Items like these from the 19th century can easily be traced back to their catalogue. Charms and accessories on hair watch chains and necklaces are as bespoke to the piece as the hair itself. It is important for the collector to understand that these are the elements of daily fashion that a gentleman or lady (depending on the accessory) could adorn themselves with to remind them of their loved one. One element here to demystify is that they were used predominantly for mourning purposes and this couldn’t be further from the truth. As we have seen with hair as a material, this was fashionable and a way to show ones love and still keep that functional.

Jewellery Catalogue, Martin Campbell

Jewellery Catalogue

Catalogues are a great way of identifying chains and their accessories, as there are region-specific element that are reflected in designs, but for British and American chains, there was a great sharing of production. The Illustrated Jewelry Catalogue (1892) shows a range of chains and accessories in jet, silk, rolled plated, filled and silver chains, in the style of Victoria, Dickens, lady and gentlemen. The cost range here is $33.00 to $1.00, depending on style, length or material.

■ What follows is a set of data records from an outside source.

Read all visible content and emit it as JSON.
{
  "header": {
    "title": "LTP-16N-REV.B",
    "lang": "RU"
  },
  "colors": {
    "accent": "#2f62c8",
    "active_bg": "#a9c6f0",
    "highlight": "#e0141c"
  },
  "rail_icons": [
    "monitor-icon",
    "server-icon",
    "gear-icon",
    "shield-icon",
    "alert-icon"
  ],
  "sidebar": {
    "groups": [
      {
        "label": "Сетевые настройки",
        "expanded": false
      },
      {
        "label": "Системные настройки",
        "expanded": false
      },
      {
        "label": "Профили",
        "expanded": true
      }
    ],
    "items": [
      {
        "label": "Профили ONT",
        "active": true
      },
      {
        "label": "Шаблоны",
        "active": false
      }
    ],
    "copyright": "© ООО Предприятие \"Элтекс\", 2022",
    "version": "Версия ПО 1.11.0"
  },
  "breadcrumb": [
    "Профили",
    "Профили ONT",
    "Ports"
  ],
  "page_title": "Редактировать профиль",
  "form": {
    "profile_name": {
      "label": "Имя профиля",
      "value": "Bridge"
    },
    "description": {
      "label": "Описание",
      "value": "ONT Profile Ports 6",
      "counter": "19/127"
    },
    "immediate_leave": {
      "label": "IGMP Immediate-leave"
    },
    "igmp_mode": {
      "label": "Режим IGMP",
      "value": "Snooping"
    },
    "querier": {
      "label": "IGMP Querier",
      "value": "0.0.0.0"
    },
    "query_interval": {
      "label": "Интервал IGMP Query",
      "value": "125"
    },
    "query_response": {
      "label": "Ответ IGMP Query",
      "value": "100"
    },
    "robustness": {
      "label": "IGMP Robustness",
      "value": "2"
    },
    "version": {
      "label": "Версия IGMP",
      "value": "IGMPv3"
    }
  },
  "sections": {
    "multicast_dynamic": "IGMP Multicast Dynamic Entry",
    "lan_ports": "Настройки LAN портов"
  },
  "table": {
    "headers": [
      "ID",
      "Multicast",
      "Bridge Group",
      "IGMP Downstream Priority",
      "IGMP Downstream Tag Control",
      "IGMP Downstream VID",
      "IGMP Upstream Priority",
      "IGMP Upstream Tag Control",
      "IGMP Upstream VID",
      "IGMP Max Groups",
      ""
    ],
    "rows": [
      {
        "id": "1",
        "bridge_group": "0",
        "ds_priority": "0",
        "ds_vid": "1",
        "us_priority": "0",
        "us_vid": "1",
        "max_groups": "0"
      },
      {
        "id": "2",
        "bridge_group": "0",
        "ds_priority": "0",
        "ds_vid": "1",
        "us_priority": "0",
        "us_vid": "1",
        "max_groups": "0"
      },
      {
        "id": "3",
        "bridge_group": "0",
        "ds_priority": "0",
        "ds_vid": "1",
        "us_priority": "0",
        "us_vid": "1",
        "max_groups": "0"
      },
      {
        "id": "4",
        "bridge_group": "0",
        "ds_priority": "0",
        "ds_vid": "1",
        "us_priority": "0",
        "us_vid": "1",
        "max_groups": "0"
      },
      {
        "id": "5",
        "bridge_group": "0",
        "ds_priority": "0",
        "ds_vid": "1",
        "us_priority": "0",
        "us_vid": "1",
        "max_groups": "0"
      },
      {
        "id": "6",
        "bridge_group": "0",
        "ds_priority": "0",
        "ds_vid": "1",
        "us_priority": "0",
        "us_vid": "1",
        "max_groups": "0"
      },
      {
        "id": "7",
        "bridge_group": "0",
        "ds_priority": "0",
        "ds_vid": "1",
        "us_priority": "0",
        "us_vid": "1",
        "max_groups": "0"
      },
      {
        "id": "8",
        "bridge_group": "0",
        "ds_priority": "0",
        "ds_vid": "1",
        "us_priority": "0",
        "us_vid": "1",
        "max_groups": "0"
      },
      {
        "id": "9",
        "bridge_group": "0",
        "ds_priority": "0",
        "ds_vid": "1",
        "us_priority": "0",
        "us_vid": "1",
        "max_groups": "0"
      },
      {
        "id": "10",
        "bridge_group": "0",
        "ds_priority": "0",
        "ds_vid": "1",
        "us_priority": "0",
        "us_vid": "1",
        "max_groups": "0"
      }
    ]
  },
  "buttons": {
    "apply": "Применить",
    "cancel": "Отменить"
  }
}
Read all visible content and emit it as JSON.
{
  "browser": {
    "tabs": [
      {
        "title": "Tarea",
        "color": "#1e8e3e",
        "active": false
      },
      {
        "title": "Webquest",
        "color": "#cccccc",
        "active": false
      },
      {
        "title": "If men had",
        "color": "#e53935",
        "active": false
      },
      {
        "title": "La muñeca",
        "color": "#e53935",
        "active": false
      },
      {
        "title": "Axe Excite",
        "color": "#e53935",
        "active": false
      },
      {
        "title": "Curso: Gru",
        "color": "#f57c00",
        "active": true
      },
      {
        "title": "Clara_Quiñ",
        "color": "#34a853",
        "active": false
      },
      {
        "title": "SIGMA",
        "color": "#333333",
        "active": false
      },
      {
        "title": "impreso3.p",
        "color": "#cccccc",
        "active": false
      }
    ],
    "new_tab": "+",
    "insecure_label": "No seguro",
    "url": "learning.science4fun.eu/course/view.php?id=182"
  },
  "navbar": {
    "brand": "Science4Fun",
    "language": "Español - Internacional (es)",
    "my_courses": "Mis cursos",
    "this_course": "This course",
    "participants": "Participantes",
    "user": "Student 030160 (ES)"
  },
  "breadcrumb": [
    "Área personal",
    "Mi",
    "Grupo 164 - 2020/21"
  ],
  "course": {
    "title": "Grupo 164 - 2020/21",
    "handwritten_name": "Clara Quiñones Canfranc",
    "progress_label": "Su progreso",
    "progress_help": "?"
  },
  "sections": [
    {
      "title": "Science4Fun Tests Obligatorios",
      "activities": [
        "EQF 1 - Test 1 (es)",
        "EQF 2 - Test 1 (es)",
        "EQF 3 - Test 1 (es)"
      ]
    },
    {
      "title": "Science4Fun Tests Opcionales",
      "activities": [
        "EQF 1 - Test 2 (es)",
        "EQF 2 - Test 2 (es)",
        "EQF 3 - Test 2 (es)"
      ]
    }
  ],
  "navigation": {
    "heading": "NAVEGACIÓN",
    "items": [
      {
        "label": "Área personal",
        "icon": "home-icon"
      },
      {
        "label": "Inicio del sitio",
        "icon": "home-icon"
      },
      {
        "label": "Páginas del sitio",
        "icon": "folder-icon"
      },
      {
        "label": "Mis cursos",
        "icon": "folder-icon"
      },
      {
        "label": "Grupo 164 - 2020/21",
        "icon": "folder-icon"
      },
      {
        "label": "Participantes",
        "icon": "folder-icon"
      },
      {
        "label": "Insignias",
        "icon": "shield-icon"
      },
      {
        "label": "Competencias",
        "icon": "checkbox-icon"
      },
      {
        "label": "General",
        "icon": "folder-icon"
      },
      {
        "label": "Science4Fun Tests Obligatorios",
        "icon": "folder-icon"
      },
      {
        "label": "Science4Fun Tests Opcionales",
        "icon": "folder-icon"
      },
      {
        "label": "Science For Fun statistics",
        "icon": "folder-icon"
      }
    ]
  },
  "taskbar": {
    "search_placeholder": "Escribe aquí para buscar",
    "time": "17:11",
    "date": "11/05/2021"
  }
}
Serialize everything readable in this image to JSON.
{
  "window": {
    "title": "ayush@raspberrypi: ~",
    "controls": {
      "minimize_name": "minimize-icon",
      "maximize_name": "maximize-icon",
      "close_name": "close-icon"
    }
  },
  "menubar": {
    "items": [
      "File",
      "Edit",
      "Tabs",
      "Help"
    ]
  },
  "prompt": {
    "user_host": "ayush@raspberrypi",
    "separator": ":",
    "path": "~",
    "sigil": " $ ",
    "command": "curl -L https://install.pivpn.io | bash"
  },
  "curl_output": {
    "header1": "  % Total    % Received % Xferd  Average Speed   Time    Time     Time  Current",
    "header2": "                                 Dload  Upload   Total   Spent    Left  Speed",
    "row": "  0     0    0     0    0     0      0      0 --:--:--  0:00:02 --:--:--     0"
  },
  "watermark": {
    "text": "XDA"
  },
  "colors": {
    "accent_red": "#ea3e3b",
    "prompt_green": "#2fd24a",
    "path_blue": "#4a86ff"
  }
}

Catalogues are an important factor in understanding how ubiquitous the nature of mourning carried through culture. The pendant of today’s article had seen a generation of mourning style through the life of one lady and it was represented in a piece of high fashion. When compared to half a century later, this would be standardised in the form of jewels that could be easily purchased cross-culturally. One in America could purchase a jewel in England or France that could be worn back in America with style. As for mourning in the late 18th century, there was more cultural sensitivity surrounding the Neoclassical movement and its challenge to religion. In the case of this pendant, it works cross-culturally as well. Style had become standardised to a point where the personal nature of mourning was the only challenge to religion, with classical symbols used in the content of Catholic mourning. In only the space of 30 years, mourning and sentimentality became global.

Connecting the Past

Bereft of Will, 1798 Mourning Pendant

Bereft of all, 1798 Mourning Pendant

Historical context is the heart of each and every jewel. If Art of Mourning has one instruction, it is that every element of a jewel is a narrative of its time, from social and political to art history. When faced with such a magnificent pendant as seen in today’s article, it would be a disservice to simply discuss the nature of its symbolism, but talk about the greater context that a lady suffered the grief of two husbands over quite a span of time and decided to fashion a jewel of this to remember the time. Its resonance carries forward today, with the sentiment still blatant. It is fashionable and it is beautiful in its grief.

Courtesy: Sarah Nehama, Barbara Robbins